But that hasn’t stopped research from moving to the human-experiment stage. If you’re over 35 you can be part of a clinical trial run by the U.S. National Institute of Health and receive blood from a donor between 16 and 25 years old to see if and how it spruces you up. In a separate study going on at Stanford, Alzheimer’s patients receive young-blood transfusions to see if it stems cognitive decline. The endgame is to isolate the magic active ingredient in the blood serum and sell it in a pill.
There’s a what’s-old-is-new-again dimension in all this. The idea of young blood as an elixir goes back to ancient Greece. The difference now is the potential customer. It used to be the poor, who, unable to procure expensive medicine, would slip the executioner a few pennies for a cup of blood. Now only the rich, such as PayPal founder and Trump booster Peter Thiel, can afford to roll the dice on this life hack.

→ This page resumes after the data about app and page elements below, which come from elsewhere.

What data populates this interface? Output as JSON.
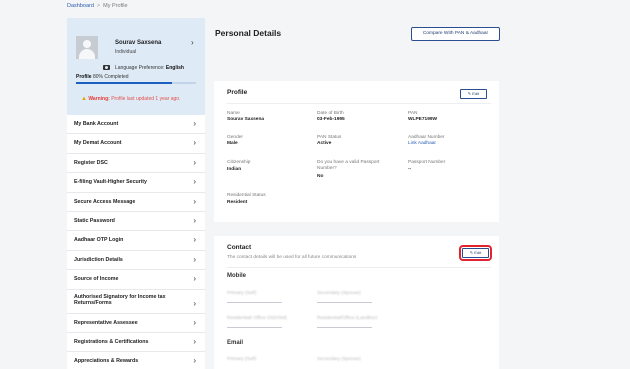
{
  "breadcrumb": {
    "home": "Dashboard",
    "separator": ">",
    "current": "My Profile"
  },
  "profile_card": {
    "name": "Sourav Saxsena",
    "type": "Individual",
    "language_label": "Language Preference:",
    "language_value": "English",
    "completion_label": "Profile",
    "completion_value": "80% Completed",
    "completion_fraction": 0.8,
    "warning_title": "Warning:",
    "warning_text": "Profile last updated 1 year ago.",
    "icons": {
      "avatar": "user-avatar-placeholder",
      "camera": "camera-icon",
      "chevron": "chevron-right-icon",
      "warning": "warning-icon"
    }
  },
  "sidebar": {
    "items": [
      {
        "label": "My Bank Account"
      },
      {
        "label": "My Demat Account"
      },
      {
        "label": "Register DSC"
      },
      {
        "label": "E-filing Vault-Higher Security"
      },
      {
        "label": "Secure Access Message"
      },
      {
        "label": "Static Password"
      },
      {
        "label": "Aadhaar OTP Login"
      },
      {
        "label": "Jurisdiction Details"
      },
      {
        "label": "Source of Income"
      },
      {
        "label": "Authorised Signatory for Income tax Returns/Forms"
      },
      {
        "label": "Representative Assessee"
      },
      {
        "label": "Registrations & Certifications"
      },
      {
        "label": "Appreciations & Rewards"
      }
    ]
  },
  "main": {
    "title": "Personal Details",
    "compare_button": "Compare With PAN & Aadhaar",
    "profile": {
      "title": "Profile",
      "edit": "Edit",
      "fields": {
        "name_label": "Name",
        "name_value": "Sourav Saxsena",
        "dob_label": "Date of Birth",
        "dob_value": "03-Feb-1995",
        "pan_label": "PAN",
        "pan_value": "WLPE7199W",
        "gender_label": "Gender",
        "gender_value": "Male",
        "pan_status_label": "PAN Status",
        "pan_status_value": "Active",
        "aadhaar_label": "Aadhaar Number",
        "aadhaar_value": "Link Aadhaar",
        "citizenship_label": "Citizenship",
        "citizenship_value": "Indian",
        "passport_q_label": "Do you have a valid Passport Number?",
        "passport_q_value": "No",
        "passport_no_label": "Passport Number",
        "passport_no_value": "--",
        "residential_label": "Residential Status",
        "residential_value": "Resident"
      }
    },
    "contact": {
      "title": "Contact",
      "subtitle": "The contact details will be used for all future communications",
      "edit": "Edit",
      "mobile_title": "Mobile",
      "primary_self": "Primary (Self)",
      "secondary_spouse": "Secondary (Spouse)",
      "residential_office_std": "Residential/ Office (ISD/Std)",
      "residential_office_landline": "Residential/Office (Landline)",
      "email_title": "Email",
      "email_primary": "Primary (Self)",
      "email_secondary": "Secondary (Spouse)"
    }
  }
}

The NIH trial, sponsored by the Monterey-based company Ambrosia LLC, costs $8,000 (U.S.) to participate in.
Check back for more from VanMag‘s 25 Ways to Live Forever package (our March 2017 cover story!) to learn about the myriad ways Vancouverites chase the dream of eternal youth.